The re-election of Brazilian president Dilma Rousseff did not wipe out local asset prices as many predicted. And even though many investment firms see the Bovespa index eventually bottoming out at 46,000 points before rallying again, the story on the long-term is still out. For now, a short honeymoon period with the new Dilma is more likely, as the market hopes for the best and picks at stocks that took a valuation hit pre-election.
In the months ahead, however, both fixed income and equity investors have cause for concern.
Fundamentals in Brazil are deteriorating. Top down investors, those who consider a country’s macro-economic outlook before going hunting for securities, see Brazil’s deficit is almost 4% of GDP. Investors have been willing to tolerate this erosion of the government’s finances thanks to $375 billion in foreign currency reserves. Brazil has the means to service its government debts.
Another reason investors are willing to look beyond the fundamentals is because of the carry trade, which is where investors from low yielding nations use local debt to buy bonds in high yielding nations. Japan is known for this. And Brazil is one of its favorite markets. Brazil is the highest investment grade yield, with stable politics and high, though dwindling, reserves.
“Many investors judge that they would rather be involved with a 12% local yield than worry about some future crisis outside their investment horizon,” says Tony Volpon, head of emerging markets Americas for Nomura Securities in New York. “When a crisis comes, and many believe one will at some point in the future, each investor believes he will be quick enough to be one of the first out of the exit door, finding the ‘greater fool’ to buy his position.”
If such a scenario were to unfold, bond investors would see the value of their bonds erode as demand dries up. Investors holding a nice 12% yielding bond would essentially watch all those interest payments disappear if they tried selling into a dying bond market.
But that might be for another day.
For now, the good news is that there is no crisis in Brazil.
Rating agencies continue to talk about the strength of Brazil’s balance sheet, stable government, diverse economy and policy commitments. In recent statements, Moody’s pushed back its decision to act on the country’s current negative outlook until 2016. Standard & Poor’s reiterated that it does not see Brazil moving to speculative grade any time soon.
Moody’s has Brazil’s long term foreign debt rating at Baa2. Baa3 is the lowest investment grade rating. Standard & Poor’s has Brazil at BBB-, its lowest investment grade rating.
Like a consumer credit score, the better the rating, the cheaper the costs of credit.
“We see no risk of near term default, but public sector debt levels have risen significantly in recent years and fiscal policy has become less transparent and less flexible,” notes Katherine Renfrew, Manager of the newly launched TIAA-CREF Emerging Markets Debt Fund (TEDNX, TEDLX). “The government needs to reduce inflation, which at 6.75% year-over-year is above the inflation targeting range for some time and has reduced the credibility of the central bank,” she says.

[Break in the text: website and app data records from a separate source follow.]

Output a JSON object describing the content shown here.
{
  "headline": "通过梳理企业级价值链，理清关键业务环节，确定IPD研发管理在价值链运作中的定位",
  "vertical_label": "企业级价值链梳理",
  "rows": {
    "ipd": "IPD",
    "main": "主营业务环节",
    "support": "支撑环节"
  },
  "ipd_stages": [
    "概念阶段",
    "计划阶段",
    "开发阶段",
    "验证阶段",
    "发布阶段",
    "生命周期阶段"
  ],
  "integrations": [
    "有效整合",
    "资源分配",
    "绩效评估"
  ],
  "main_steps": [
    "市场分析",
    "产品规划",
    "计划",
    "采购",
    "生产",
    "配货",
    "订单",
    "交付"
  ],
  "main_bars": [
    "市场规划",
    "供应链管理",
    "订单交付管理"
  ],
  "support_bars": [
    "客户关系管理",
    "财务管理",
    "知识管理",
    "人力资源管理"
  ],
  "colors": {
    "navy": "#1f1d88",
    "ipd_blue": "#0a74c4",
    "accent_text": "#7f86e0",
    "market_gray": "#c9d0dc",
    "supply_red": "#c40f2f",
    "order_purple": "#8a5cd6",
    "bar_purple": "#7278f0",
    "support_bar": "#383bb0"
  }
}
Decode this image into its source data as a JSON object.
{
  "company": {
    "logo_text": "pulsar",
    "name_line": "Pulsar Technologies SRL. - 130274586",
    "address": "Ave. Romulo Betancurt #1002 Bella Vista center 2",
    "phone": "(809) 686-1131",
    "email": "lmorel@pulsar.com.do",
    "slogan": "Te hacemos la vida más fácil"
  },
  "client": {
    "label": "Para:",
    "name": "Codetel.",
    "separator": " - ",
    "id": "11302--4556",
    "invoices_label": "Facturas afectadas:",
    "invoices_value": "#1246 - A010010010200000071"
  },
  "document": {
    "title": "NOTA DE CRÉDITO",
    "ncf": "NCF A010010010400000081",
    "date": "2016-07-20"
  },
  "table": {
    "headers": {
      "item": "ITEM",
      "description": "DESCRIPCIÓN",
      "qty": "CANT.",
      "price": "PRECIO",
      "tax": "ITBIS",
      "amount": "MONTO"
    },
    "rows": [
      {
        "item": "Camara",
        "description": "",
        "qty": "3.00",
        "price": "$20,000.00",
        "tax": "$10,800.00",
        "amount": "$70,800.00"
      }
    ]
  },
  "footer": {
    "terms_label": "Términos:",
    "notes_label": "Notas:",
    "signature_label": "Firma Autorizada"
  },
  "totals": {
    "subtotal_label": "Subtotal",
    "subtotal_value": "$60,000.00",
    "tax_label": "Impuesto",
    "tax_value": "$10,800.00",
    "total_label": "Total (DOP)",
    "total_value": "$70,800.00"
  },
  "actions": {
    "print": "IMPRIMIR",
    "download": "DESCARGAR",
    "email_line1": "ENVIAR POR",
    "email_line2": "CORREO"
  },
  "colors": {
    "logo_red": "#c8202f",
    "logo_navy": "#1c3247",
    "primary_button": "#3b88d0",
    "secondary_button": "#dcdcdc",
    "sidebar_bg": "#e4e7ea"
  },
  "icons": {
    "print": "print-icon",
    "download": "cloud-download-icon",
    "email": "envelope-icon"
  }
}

Brazil’s inflation has been a major cause of concern for domestic companies. On balance, Brazilian corporations have drastically reduced investment on account of rising inflation — a historic fear in Brazil. When inflation is volatile, and corporate financial planners are uncertain in which direction the Central Bank will move on interest rates, companies of all sizes invest less rather than put profit margins at risk.
Political and fiscal risks remain part of the Brazilian variable. On the political front, the market hopes Dilma can alleviate some of her credibility issues by appointing a business friendly, well-known Finance Minister to replace Guido Mantega.
Skepticism is likely to keep Brazil volatile, despite the 8.86% rise in the iShares MSCI Brazil (EWZ) exchange traded fund since Dilma beat market favorite Aécio Neves on Sunday. Even the Brazilian real managed to gain against the U.S. dollar by 3%.
In the meantime, Brazilian assets are mostly going in one direction: up.
“We would not recommend an outright exit from Brazil, particularly at attractive valuations,” says Renfrew in a market comment she wrote on Tuesday. “There will be more volatility, which makes trading ranges important. Investors need to remain vigilant. Government policies will likely guide markets going forward,” she says.
–Brazil’s financial pundits and local headline writers blamed Dilma for the fall in the Bovespa index in the days before the second round of presidential elections held Oct. 26. Who’s to praise for the sudden turnaround?